REQUIRED ACTION: Please say how many lines in the records below contain the word "FITNESSTRACKER", giving only the number.

--- AVAILABLE DATA ---

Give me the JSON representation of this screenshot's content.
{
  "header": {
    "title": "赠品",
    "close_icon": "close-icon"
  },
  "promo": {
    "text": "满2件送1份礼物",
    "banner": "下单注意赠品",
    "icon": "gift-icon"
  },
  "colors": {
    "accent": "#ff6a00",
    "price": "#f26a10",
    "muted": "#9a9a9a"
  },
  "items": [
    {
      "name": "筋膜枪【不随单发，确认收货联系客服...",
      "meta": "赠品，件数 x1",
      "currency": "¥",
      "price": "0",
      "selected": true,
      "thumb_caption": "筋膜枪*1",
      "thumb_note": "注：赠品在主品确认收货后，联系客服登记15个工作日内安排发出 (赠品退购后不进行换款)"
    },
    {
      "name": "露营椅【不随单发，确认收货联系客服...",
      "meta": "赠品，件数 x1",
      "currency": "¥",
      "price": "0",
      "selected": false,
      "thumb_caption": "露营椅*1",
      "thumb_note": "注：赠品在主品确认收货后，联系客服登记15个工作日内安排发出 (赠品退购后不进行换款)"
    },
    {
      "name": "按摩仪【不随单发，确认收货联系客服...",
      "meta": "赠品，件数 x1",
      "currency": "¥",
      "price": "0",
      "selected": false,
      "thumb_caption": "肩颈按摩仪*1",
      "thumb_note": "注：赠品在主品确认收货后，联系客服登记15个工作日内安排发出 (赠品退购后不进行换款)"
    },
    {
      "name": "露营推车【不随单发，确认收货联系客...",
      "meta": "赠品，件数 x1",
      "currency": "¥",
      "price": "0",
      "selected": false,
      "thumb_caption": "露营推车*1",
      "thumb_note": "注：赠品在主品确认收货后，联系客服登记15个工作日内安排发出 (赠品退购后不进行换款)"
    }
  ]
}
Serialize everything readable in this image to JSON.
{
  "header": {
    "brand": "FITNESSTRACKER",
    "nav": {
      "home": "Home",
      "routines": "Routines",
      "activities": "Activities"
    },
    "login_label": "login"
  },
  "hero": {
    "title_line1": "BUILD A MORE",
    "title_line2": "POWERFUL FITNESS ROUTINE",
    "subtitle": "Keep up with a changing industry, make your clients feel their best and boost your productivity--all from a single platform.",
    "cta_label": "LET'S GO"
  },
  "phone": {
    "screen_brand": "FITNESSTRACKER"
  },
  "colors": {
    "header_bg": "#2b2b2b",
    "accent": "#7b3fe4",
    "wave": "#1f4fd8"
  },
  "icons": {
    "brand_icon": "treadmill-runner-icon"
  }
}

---

EXERCISE ANSWER: 2